Pelvic Inflammatory Disease
What is pelvic inflammatory disease (PID)?
Pelvic inflammatory disease (PID) is an infection of the female reproductive organs (the uterus, fallopian tubes and ovaries). Normally, the cervix (opening to the womb) prevents bacteria in the vagina from spreading up into these organs. However, if the cervix is exposed to a sexually transmitted infection (STI) such as gonorrhea or chlamydia, it becomes infected. This can allow bacteria to travel up into the internal organs, making them inflamed and infected. If this occurs, the woman’s fallopian tubes may be damaged, making it difficult for her to become pregnant.
How do I know if I have PID?
PID causes different symptoms in different women. These may include the following:
- A dull pain and tenderness in the lower abdomen.
- Vaginal discharge that is usually yellow or green and may have an unpleasant smell.
- Irregular menstrual periods, such as extra long periods, spotting or cramps throughout the month.
- Chills, high fever, nausea, diarrhea and vomiting.
- Pain during sex.
- Low back pain.
- Painful urination.
Some women who have PID do not experience these symptoms and do not know they have it.
What should I do if I have symptoms of PID?
Women who have these symptoms or who think they have been exposed to an STI should see their doctor right away. Your doctor can only diagnose PID by doing a pelvic exam, swabbing the area and having the sample tested. The sooner you see your doctor, the better. Waiting can allow the infection to spread and cause more pain and damage.
How does a woman get PID?
There are several ways women can get PID. The most common way is by having sex with a person who has gonorrhea or chlamydia. These diseases are carried in the semen and other body fluids of infected people.
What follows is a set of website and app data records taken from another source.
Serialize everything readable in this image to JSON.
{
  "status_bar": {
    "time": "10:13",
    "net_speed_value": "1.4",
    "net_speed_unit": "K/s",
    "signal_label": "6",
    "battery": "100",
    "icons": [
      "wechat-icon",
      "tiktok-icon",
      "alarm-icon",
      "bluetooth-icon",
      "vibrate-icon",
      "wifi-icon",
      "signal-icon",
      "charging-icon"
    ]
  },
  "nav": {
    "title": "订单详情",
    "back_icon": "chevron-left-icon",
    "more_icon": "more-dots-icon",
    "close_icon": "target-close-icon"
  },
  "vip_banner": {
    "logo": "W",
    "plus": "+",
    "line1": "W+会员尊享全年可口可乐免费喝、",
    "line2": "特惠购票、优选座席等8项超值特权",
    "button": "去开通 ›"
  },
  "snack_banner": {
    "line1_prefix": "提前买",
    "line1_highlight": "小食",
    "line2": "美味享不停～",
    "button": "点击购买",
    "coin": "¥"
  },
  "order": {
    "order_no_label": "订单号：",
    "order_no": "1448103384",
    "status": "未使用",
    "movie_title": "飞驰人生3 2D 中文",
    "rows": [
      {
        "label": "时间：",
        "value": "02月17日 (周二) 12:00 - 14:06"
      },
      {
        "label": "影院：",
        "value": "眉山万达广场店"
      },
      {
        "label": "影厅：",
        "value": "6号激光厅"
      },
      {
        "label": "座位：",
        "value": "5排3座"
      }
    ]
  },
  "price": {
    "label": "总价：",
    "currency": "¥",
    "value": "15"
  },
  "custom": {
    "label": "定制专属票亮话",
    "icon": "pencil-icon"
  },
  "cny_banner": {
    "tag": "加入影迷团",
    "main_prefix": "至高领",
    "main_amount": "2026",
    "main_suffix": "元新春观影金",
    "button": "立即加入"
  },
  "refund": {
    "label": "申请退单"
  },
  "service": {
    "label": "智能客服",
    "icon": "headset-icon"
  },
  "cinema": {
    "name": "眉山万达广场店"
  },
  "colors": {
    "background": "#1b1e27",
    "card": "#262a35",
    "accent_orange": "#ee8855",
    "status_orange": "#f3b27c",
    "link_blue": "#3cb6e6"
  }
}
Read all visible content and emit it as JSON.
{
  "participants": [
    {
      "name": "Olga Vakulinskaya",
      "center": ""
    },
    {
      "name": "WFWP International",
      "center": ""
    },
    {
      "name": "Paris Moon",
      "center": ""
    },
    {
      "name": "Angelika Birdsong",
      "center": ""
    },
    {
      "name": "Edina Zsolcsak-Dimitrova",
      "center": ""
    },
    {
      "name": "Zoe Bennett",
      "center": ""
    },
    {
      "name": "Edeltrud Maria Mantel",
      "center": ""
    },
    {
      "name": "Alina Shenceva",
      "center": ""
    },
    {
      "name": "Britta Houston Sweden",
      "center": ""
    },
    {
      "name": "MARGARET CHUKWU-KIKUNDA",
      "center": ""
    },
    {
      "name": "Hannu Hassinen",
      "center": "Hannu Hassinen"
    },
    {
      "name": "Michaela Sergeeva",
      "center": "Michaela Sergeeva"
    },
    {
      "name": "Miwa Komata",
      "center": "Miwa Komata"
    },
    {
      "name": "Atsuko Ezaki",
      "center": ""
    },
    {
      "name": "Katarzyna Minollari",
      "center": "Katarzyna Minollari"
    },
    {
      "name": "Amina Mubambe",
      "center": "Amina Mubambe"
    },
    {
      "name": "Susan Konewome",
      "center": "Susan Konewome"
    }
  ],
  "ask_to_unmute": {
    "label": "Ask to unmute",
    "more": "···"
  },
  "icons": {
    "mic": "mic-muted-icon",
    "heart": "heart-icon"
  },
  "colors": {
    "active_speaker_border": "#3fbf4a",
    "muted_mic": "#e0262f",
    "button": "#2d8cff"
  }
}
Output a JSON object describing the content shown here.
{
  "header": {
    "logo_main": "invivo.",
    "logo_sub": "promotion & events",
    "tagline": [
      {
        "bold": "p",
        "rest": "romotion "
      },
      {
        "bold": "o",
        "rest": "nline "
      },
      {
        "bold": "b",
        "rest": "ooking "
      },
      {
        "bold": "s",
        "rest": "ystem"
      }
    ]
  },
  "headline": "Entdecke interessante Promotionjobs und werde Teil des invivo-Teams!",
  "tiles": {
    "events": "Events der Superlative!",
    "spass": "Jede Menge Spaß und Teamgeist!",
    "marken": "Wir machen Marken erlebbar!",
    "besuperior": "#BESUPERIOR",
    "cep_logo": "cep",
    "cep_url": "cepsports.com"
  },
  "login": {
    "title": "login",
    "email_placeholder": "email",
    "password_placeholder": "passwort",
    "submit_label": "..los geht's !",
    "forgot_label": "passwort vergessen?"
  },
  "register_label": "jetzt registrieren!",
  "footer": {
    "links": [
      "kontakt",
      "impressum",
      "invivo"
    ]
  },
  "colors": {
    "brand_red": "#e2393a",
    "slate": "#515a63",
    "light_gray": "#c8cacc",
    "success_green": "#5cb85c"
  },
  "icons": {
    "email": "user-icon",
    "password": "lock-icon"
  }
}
During sexual contact, the germs spread to the woman’s cervix. The germs can also infect the glands at the opening of the vagina, the urethra (passageway for urine) or the anus.
Sometimes women get PID without being exposed to gonorrhea or chlamydia. In these cases, doctors aren’t sure why the bacteria in the vagina spread into the uterus and fallopian tubes, causing PID.
Rarely, PID can also occur if bacteria infect your internal organs as a result of giving birth, or having a miscarriage, an abortion or a procedure to take a sample from the inside of the womb for laboratory testing. Sometimes PID can occur after the cervix is treated because of an abnormal Pap smear or after the insertion of an intrauterine device (IUD). However, this is not common.
What are the risk factors for PID?
The same things that put you at risk for STIs also put you at risk for PID. Risk factors for PID include:
- Being a sexually active woman younger than 25 years of age.
- Having multiple sexual partners.
- Having unsafe sexual habits.
- Douching regularly (which can flush the bacteria up into your genital tract).
How do I practice safe sex?
Avoid sexual contact with people who are at risk of infection. If you decide to have sex, first ask your partner if he or she has any risks for infection. Both men and women can carry STIs and not have any symptoms, which is why regular screening for STIs is important. A male partner should always wear a condom during sexual activity. Even though the condom will not prevent 100% of STIs, it will greatly reduce your chances of getting infected.
Remember, only a condom can provide some protection against STIs. Other forms of birth control don’t provide this protection.